Lurking in the shadows of the administration’s high-profile campaign to privatize social security is a quieter effort to slash health coverage for the poor. In his first address as Secretary of Health and Human Services, Michael Leavitt called Medicaid — the federal/state program that provides basic health coverage to the poorest Americans — “not financially sustainable.”
Although Leavitt’s comments were somewhat obtuse (including an extended analogy involving a cul de sac, a dying girl and a character named “Mr. States”), an expert at the Kaiser Family Foundation said the bottom line is Leavitt is indicating he plans to “reduce spending on the aged and people with disabilities.”
Leavitt “repeatedly pointed the finger at state leaders” for Medicaid’s financial problems, attributing Medicaid’s difficulties to “gimmicks” states use to game the system and increase costs for each enrollee. But that isn’t true. A detailed analysis by John Holahan, Director of the Urban Institute’s Health Policy Center, in the 1/26/05 edition of Health Affairs (which is — gasp! — not available online) found that:
Increases in spending per enrollee over the period were faster than inflation but slower than increases in private insurance spending.
In other words, states are doing a better job of controlling costs than the private sector. So why are Medicaid costs increasing quickly? Again, from Holahan:
For the entire 2000–2003 period, Medicaid spending increases were largely driven by enrollment growth, much of which was attributable to the economic downturn.
To review, Medicare costs have gone up because more people are struggling in the lousy economy we’ve had during the Bush administration. But instead of giving people the help they need until the economy recovers, Leavitt is determined to cut benefits.
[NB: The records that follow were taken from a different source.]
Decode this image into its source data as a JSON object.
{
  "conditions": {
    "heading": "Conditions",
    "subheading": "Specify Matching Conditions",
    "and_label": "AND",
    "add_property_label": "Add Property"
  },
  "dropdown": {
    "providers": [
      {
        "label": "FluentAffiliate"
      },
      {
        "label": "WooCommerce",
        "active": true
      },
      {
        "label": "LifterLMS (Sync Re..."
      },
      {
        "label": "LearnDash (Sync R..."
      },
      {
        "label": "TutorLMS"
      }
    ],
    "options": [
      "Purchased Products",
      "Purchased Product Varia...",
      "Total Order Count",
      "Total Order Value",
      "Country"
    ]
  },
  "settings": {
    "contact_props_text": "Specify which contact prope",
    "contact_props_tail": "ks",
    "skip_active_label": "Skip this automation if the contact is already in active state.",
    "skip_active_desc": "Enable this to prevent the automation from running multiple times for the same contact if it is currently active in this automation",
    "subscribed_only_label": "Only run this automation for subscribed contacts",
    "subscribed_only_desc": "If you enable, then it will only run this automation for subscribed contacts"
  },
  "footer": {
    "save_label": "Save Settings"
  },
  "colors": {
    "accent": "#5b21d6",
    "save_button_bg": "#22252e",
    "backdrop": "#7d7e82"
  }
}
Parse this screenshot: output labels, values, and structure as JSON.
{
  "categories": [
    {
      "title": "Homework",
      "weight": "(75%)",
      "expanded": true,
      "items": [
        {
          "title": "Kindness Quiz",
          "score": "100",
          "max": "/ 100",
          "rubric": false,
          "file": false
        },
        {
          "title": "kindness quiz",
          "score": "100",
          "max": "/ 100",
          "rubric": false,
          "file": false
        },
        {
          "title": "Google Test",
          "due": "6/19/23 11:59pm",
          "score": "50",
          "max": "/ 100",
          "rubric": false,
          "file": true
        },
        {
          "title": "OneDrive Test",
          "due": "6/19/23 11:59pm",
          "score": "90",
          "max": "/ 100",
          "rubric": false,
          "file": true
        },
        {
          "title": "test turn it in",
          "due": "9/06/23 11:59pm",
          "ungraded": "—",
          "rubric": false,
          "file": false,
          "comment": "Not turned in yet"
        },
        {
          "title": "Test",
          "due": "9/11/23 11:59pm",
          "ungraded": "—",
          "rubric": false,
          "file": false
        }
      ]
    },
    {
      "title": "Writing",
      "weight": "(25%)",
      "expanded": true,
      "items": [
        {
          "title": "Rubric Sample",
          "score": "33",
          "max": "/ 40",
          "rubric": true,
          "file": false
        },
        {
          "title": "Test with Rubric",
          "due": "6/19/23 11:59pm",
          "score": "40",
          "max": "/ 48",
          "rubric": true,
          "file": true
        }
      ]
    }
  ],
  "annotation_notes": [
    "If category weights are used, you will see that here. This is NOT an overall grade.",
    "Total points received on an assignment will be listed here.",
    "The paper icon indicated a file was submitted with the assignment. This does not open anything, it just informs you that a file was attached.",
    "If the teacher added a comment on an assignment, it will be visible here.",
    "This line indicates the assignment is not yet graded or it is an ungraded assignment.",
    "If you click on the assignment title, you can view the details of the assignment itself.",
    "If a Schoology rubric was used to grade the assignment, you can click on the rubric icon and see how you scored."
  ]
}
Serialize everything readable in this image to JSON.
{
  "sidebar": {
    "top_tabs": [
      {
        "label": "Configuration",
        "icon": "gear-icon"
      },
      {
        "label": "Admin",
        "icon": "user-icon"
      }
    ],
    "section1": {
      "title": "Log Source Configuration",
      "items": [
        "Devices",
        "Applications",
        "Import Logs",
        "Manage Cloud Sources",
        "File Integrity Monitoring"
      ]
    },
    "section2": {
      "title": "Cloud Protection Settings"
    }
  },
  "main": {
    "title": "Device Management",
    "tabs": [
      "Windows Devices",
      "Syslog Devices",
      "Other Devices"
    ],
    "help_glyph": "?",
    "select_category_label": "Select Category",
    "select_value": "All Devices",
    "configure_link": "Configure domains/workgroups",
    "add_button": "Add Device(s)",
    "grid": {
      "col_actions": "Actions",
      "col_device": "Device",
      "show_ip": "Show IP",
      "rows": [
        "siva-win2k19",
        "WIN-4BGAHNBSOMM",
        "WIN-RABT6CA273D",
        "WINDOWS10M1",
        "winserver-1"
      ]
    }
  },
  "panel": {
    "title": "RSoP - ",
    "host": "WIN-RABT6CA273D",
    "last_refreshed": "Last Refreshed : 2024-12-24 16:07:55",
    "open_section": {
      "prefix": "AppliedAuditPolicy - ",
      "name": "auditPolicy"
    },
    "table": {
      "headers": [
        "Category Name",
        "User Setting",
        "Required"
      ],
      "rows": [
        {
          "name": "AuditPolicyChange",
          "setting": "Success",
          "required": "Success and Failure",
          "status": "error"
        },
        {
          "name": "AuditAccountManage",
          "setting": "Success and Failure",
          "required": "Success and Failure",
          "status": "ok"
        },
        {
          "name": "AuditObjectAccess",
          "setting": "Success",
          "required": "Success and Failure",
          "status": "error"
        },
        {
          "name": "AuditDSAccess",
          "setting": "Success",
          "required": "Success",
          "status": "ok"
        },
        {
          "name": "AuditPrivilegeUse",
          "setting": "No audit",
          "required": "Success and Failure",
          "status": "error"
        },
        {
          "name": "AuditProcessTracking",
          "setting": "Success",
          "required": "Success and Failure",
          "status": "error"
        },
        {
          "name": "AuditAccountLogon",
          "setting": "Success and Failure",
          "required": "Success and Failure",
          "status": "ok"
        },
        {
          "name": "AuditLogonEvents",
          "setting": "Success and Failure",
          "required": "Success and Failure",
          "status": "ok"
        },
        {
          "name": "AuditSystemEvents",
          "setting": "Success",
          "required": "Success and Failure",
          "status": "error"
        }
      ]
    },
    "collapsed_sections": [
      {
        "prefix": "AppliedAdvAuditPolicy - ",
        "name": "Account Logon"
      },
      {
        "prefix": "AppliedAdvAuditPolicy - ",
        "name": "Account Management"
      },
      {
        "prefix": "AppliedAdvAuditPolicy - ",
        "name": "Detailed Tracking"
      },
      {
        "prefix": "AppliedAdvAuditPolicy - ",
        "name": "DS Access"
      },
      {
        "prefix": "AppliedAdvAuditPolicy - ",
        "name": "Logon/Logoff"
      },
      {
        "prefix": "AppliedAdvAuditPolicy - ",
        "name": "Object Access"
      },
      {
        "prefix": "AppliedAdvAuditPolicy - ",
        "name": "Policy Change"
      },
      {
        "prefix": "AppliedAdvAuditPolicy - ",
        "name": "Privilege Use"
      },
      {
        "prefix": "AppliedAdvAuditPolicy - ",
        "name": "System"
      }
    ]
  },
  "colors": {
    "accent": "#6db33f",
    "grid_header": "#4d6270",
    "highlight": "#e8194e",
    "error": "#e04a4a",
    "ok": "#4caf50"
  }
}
Update: The Health Affairs article is on the internet after all. Now we know it’s true.